Founded in 1838, as a southern Fort for the Russian Empire on the Black Sea coast, Sochi is Russia's largest resort city with a subtropical climate. The warm sea and the nearby Caucasus Mountains have formed a unique climate of humid subtropics which is not typical of this latitude elsewhere on the globe. This is the only Russian city where palms decorate streets and the sights of blooming magnolia trees can be enjoyed only in Sochi.
Sochi and the Caucasus region have been inviting and productive for Russian writers and poets since 19th century.
The city is mentioned in the poetry of Boris Pasternak (M) who visited the Caucasus with his family in 1928. Sochi is mentioned in the prose of another Nobel laureate, Ivan Bunin. The main character of Bunin's story "Kavkaz" ("The Caucasus") lived in the "mountain jungles near the tropical sea". He brought his beloved married friend to enjoy stolen happiness in a “primitive location, overgrown with plane forests, blooming shrubs, magnolias, and mahogany and pomegranate trees in the midst of which fan palms rose and cypresses loomed ..."
Another winner of the Nobel Prize for literature, Joseph Brodsky (M), mentions Sochi in his poem “Albert Frolov": “January the second, in the desolate darkness my steamer left the quay for Sochi. I wanted to drink.
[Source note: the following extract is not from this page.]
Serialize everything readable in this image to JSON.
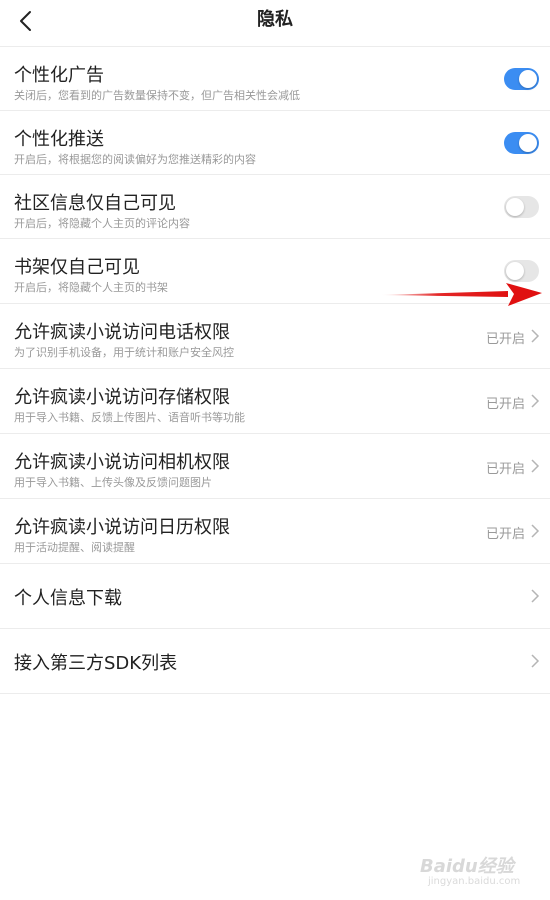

I meandered down alleys, moving from port to center, and in the midst of the night stumbled into the service of the restaurant “Cascade.” The restaurant “Cascade,” nowadays, the “Cascade-Prestige,” which is located in the center of Sochi, became a pilgrimage destination for admirers of Brodsky.
LeoTolstoy (M) completed his first works - three autobiographical novels - “Childhood”, “Boyhood”, and “Youth” while serving in the military in the Caucasus.
The poet Alexander Pushkin (M) who admired the beauty of the Caucasus 30 years before Tolstoy, created his splendid poem “The Prisoner of the Caucasus”. Pushkin’s poem is about the love of a young Cherkess woman for her Russian captor.